Dyed to Death, by K.G. McAbee
Last week I said my favorite story was all about setting. And here we are again.
McAbee's story won the Black Orchid Novella Award, given each year bu AHMM and the Wolfe Pack for a novella that best carries on the Rex Stout tradition. The winners usually have a Nero Wolfe/Archie Goodwin format, meaning a great detective and an assistant narrates the story. This is true in "Dyed to Death," but as I said, it is the setting that is the true main character.
It is the late twenties in a company town somewhere in the south. Our narrator is Sam, a boy in his late teens.
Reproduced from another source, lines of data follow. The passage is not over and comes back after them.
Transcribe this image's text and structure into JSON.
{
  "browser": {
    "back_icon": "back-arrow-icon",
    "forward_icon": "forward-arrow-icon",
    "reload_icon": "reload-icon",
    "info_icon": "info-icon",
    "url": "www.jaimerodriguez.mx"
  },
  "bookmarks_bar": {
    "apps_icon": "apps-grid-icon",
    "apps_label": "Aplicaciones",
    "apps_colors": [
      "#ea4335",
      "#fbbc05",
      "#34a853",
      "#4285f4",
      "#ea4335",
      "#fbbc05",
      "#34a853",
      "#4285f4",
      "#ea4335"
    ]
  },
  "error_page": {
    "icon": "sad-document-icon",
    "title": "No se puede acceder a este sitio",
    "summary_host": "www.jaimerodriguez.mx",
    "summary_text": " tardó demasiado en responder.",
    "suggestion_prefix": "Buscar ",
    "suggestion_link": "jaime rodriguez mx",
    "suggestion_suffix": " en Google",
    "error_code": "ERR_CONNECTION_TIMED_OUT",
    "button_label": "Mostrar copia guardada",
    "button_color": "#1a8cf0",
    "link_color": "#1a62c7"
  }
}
He never recovered from an injury in the cotton mill when he was fifteen (the same mill killed his father) so he works at the company store. His boss is Guy Henson who, beside running the store is also the village constable. He also is a former millworker, but experiences in the Great War left him unable to tolerate loud noises.
When Sam finds a woman drowned in the river, dyed purple from the weekly dumping of a mill vat, Henson has to find out what happened. Sam, a dedicated reader of Black Mask, is thrilled to be able to participate.
I should say I didn't think the ending of this story was as strong as the rest of it. But McAbee gives us a strong sense of what life was like in a town where the mill owner set the rules and could throw you out of your home on a whim. I hope to see more of Guy and Sam.